you will notice the temperatures down a little bit so it will feel a bit cooler on wednesday but at least many of us will have the sunshine to compensate. it is a short lived wind of fine weather because the next frontal system will move up through the south—west to bring more wet and windy weather for thursday, so the winds could be quite strong. some of the heaviest rain in the north and the west of the country, a bit of sunshine further east but it looks like the clouds will build up as we move through the day. and the rain will be quite heavy in the south—west, in towards wales. again, perhaps a little bit milder in the south, double—figure values here, 7—9 degrees further north. and then it's all changed. to end the week, it looks like high pressure will begin to move in as that low pressure clears away so it will settle down. one thing you will notice, it will turn colder, particularly as we head on into the weekend.

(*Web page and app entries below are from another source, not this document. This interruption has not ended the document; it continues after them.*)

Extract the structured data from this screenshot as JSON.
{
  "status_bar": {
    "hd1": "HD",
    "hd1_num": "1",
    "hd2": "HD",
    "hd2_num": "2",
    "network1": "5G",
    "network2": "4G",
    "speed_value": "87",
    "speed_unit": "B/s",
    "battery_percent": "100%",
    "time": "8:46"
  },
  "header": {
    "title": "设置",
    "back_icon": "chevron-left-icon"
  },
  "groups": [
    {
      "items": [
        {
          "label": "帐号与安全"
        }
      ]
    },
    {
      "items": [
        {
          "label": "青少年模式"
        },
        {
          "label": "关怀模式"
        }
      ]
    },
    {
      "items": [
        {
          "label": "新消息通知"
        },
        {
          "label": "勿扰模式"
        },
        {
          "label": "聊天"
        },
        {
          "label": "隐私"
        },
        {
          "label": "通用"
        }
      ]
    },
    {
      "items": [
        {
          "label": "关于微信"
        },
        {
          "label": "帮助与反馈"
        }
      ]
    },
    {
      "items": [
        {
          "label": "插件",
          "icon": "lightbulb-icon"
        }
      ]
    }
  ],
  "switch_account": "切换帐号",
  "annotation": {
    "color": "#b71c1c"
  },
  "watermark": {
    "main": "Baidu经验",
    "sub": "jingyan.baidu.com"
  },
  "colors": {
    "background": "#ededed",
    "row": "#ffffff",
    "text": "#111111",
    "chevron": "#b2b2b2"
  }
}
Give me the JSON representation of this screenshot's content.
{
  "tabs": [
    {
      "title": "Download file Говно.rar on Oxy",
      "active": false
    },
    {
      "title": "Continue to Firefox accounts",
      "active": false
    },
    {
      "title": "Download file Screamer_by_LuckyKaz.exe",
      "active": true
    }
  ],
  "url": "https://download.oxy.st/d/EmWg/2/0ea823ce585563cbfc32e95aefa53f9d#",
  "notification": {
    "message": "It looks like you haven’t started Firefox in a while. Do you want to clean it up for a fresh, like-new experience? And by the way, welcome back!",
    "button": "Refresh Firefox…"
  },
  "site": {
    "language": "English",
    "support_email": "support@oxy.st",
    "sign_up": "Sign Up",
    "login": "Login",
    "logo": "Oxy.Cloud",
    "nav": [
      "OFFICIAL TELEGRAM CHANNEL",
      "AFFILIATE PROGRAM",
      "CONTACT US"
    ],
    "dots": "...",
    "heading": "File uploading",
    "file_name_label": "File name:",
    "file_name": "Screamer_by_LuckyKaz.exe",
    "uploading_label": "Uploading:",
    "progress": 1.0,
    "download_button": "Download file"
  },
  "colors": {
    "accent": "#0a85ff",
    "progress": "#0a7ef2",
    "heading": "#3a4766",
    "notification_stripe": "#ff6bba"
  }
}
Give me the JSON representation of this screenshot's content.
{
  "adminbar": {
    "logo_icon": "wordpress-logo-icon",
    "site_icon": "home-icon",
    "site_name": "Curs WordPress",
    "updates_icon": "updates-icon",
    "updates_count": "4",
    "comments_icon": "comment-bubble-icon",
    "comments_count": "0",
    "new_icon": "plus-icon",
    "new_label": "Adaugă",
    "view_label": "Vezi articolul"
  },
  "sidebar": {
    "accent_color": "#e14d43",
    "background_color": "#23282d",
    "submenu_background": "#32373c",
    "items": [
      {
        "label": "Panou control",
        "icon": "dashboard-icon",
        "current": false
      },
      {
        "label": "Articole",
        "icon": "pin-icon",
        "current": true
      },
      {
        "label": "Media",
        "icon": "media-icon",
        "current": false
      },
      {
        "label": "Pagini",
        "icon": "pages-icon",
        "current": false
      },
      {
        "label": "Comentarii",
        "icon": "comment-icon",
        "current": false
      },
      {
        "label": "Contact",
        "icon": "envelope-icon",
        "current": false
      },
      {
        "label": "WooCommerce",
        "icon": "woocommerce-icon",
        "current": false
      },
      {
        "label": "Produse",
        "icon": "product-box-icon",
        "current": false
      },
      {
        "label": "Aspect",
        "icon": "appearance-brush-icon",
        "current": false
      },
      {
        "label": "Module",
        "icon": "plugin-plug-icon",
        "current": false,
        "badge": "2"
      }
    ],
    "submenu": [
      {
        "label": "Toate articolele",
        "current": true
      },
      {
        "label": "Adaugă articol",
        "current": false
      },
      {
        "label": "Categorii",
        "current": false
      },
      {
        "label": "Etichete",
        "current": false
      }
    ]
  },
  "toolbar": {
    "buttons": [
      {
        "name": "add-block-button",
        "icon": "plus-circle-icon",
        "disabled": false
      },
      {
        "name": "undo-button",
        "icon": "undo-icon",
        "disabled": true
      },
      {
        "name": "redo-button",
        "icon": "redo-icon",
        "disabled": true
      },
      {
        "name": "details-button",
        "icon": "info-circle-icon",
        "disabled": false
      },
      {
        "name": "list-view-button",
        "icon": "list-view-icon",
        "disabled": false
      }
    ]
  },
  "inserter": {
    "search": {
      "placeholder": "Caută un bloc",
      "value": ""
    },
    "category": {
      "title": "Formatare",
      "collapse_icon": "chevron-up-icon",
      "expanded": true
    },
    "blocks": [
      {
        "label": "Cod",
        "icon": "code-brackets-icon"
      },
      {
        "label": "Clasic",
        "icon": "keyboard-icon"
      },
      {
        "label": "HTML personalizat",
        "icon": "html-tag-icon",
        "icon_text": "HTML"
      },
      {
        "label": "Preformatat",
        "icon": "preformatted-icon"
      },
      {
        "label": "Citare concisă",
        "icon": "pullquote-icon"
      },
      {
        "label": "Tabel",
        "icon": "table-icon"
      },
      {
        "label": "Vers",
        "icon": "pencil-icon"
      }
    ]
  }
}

this is bbc world news. our top story: after a summit of the top royals in britain, the queen agrees to harry and meghan‘s plans to step back from being senior royals and to split their time between the uk and canada. the queen admitted she would have preferred the couple to stay on as full—time working royals, but was entirely supportive of their plans. fears of an imminent explosion continue over the taal volcano in the philippines, which continues to spew ash and lava. thousands of people have had to leave their homes. generating a lot of excitement on our website are the oscar nominations. the story of the comic book villian joker leads with 11 nods. the internet streaming service netflix also recieved 2a nominations. a full list of nominees is on our website. that's all. stay with bbc world news. and the top story in the uk: